Start of Data supplied
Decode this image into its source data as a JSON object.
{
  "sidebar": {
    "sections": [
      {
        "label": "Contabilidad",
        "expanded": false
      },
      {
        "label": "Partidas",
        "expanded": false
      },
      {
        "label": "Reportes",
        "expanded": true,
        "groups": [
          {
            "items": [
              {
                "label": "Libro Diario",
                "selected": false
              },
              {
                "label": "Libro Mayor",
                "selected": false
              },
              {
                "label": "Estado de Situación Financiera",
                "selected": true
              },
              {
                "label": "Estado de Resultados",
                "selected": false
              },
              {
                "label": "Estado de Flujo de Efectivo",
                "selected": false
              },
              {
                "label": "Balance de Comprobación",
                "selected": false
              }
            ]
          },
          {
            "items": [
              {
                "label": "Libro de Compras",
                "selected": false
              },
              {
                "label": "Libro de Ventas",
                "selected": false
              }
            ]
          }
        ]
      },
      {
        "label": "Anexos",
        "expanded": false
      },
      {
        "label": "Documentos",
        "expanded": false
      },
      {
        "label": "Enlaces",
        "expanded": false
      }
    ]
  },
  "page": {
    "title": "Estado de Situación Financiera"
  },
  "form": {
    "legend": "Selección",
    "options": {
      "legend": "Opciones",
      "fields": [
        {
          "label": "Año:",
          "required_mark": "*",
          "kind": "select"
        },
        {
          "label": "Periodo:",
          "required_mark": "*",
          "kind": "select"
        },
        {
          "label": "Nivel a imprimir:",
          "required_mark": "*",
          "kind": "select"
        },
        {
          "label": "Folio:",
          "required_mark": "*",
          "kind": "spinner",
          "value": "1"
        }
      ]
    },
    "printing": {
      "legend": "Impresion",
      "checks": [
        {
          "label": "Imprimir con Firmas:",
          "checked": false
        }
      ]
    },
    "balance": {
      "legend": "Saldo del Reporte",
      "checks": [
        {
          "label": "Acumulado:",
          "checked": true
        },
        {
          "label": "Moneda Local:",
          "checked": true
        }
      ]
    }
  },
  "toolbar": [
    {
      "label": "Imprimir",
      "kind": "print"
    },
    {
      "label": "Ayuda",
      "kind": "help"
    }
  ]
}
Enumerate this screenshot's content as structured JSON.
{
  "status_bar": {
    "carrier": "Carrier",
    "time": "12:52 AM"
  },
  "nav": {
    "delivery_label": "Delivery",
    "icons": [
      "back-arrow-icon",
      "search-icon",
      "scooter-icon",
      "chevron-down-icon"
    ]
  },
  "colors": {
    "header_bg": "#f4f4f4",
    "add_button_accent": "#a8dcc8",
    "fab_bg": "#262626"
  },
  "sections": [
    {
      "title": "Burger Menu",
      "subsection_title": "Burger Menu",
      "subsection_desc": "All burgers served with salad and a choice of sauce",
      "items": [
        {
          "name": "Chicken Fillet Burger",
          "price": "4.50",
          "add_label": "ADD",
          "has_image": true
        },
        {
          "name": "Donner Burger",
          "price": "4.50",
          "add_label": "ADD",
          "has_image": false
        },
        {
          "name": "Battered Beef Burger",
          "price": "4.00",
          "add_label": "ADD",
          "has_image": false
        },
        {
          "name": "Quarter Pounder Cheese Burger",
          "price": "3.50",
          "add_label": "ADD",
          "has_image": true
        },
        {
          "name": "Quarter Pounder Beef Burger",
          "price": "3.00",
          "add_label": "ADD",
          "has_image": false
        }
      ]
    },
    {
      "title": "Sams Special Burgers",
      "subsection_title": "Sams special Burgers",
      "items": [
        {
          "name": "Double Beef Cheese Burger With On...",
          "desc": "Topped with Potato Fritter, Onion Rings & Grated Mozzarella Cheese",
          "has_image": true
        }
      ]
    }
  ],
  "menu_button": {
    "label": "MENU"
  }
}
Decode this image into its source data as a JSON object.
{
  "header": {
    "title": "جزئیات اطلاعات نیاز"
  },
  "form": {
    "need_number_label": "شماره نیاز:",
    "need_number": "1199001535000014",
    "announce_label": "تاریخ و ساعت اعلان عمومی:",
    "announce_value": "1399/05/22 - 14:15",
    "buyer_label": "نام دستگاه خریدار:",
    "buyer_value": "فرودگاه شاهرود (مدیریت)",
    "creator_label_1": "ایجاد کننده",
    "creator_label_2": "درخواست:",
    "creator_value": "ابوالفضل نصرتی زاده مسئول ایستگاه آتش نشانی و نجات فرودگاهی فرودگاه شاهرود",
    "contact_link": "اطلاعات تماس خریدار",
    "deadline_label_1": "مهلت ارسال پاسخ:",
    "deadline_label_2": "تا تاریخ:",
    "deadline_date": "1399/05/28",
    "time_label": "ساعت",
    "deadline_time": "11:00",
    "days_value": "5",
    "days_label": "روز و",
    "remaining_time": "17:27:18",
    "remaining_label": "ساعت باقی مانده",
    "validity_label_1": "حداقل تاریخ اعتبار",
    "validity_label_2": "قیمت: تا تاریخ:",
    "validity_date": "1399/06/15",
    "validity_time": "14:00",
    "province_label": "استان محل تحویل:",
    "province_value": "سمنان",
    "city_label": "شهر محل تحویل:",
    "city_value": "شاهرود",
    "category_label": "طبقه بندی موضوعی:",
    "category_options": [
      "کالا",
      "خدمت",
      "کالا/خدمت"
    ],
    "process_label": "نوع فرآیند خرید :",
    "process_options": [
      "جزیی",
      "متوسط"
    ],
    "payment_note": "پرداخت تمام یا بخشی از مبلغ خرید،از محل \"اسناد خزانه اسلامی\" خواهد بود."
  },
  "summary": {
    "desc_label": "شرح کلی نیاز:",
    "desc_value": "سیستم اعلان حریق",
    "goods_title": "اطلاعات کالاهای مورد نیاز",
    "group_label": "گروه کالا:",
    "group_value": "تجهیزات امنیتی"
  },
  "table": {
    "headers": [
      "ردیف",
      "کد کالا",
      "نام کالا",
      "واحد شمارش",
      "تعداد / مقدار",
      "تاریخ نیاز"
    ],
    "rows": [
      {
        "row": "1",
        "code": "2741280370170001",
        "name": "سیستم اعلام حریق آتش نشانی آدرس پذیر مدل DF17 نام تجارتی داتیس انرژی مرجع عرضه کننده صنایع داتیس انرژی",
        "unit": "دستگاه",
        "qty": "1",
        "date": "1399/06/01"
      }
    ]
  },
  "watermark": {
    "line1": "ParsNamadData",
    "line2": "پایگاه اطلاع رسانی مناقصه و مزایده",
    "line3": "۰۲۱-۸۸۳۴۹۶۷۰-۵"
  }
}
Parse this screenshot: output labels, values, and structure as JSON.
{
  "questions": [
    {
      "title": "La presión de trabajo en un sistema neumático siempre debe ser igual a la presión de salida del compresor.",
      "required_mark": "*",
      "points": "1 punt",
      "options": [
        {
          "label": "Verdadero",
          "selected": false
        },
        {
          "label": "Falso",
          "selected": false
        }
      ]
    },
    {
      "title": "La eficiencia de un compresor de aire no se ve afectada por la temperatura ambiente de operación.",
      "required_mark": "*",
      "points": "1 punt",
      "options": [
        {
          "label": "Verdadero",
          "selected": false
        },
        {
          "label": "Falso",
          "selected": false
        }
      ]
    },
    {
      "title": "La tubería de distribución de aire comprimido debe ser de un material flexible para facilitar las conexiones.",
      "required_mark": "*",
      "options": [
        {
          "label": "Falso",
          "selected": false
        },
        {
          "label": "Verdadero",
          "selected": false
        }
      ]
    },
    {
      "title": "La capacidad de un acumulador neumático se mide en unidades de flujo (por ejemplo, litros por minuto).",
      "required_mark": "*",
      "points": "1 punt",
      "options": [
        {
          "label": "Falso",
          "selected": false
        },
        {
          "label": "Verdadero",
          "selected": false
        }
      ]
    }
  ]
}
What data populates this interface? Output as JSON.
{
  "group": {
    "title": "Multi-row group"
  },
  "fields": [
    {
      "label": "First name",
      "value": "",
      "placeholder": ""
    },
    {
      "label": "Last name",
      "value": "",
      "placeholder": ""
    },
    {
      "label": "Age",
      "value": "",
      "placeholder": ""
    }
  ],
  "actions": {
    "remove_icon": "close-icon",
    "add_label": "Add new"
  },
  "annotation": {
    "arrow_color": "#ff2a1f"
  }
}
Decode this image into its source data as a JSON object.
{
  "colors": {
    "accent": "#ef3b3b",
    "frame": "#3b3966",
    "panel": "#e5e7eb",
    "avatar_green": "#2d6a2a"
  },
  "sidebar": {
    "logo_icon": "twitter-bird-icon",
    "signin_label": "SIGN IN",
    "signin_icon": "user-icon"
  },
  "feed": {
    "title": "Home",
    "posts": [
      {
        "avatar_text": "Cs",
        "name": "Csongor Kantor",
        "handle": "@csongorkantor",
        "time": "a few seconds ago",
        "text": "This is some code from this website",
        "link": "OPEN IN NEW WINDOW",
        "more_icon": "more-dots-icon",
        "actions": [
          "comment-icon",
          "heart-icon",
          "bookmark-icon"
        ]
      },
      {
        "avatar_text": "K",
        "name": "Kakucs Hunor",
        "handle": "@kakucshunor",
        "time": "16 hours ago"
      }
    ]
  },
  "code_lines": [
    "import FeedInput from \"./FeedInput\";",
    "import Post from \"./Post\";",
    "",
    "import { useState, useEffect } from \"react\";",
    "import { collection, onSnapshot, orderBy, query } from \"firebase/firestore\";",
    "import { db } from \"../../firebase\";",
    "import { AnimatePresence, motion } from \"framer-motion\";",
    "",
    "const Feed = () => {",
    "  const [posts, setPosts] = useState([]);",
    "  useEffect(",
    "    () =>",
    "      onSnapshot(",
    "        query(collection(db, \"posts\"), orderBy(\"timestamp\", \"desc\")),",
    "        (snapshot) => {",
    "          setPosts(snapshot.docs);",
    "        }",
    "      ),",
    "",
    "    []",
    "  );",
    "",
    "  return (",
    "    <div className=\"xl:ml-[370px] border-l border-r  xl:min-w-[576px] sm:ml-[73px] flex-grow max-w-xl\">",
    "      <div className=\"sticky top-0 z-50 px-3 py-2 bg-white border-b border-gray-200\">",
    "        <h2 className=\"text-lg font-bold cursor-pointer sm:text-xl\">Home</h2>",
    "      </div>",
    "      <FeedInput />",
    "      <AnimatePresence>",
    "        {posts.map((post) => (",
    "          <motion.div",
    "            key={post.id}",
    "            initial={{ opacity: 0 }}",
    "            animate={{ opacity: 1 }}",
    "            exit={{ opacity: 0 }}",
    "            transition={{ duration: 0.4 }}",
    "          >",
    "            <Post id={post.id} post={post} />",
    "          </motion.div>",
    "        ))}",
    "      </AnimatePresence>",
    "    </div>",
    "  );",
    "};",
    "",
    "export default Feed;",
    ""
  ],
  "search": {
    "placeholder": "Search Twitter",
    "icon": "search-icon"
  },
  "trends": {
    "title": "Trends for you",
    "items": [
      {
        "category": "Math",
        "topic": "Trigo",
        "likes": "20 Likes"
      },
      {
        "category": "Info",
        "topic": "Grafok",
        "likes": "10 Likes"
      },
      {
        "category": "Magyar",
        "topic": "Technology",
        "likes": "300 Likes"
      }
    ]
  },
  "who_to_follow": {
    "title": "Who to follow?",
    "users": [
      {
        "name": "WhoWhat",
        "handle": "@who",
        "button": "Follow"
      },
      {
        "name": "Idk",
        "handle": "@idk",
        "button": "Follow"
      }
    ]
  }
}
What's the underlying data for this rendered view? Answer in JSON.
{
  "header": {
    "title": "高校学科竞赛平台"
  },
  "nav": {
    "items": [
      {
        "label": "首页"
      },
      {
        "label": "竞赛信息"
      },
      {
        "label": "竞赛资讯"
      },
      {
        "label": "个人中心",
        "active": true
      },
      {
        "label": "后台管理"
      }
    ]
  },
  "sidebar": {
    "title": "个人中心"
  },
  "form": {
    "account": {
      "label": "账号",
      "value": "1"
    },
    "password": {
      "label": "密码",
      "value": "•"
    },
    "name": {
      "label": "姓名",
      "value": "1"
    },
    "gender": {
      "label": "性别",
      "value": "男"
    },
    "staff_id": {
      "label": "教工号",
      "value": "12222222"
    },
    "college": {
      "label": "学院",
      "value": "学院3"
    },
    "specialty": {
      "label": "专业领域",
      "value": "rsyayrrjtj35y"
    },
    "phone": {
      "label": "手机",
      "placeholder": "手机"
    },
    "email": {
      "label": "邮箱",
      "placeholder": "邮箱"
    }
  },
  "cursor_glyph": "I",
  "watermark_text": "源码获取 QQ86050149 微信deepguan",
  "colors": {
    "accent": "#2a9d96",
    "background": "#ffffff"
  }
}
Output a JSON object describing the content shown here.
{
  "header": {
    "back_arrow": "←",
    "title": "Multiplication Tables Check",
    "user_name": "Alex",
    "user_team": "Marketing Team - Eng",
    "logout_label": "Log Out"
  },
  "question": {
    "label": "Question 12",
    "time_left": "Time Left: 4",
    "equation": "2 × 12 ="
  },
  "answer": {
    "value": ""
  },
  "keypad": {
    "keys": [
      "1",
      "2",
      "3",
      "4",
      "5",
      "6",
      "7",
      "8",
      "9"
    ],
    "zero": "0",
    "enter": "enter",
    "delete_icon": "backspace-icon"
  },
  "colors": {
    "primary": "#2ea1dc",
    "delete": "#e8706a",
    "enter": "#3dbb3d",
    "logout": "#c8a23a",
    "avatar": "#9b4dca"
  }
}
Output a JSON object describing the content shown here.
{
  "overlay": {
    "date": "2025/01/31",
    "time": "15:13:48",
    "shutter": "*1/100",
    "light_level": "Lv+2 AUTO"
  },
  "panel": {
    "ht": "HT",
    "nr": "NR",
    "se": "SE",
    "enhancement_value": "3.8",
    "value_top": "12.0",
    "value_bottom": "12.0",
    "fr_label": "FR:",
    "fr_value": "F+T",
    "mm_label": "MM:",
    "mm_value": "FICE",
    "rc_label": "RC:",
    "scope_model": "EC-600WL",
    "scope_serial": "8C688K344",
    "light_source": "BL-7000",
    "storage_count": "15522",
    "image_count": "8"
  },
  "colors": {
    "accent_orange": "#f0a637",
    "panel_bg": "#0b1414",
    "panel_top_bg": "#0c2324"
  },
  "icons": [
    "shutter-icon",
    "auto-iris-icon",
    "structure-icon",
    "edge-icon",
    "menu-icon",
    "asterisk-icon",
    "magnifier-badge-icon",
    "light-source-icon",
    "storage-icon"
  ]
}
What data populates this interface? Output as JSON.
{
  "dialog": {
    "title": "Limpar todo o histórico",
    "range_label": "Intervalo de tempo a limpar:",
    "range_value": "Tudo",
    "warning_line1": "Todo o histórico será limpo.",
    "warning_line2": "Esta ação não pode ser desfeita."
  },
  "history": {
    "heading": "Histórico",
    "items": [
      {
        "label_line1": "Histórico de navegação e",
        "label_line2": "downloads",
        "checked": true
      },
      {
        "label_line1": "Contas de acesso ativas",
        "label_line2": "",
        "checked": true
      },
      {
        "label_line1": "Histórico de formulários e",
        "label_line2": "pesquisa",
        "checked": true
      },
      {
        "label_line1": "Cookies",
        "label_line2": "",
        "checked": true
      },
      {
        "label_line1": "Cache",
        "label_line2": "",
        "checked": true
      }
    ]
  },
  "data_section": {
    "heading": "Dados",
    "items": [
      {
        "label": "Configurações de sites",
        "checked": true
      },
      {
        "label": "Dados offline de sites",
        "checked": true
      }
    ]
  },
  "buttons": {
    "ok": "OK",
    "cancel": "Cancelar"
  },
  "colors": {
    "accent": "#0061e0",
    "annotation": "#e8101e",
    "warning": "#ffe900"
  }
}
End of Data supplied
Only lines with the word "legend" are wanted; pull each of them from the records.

- Answer to the problem
    "legend": "Selección",
      "legend": "Opciones",
      "legend": "Impresion",
      "legend": "Saldo del Reporte",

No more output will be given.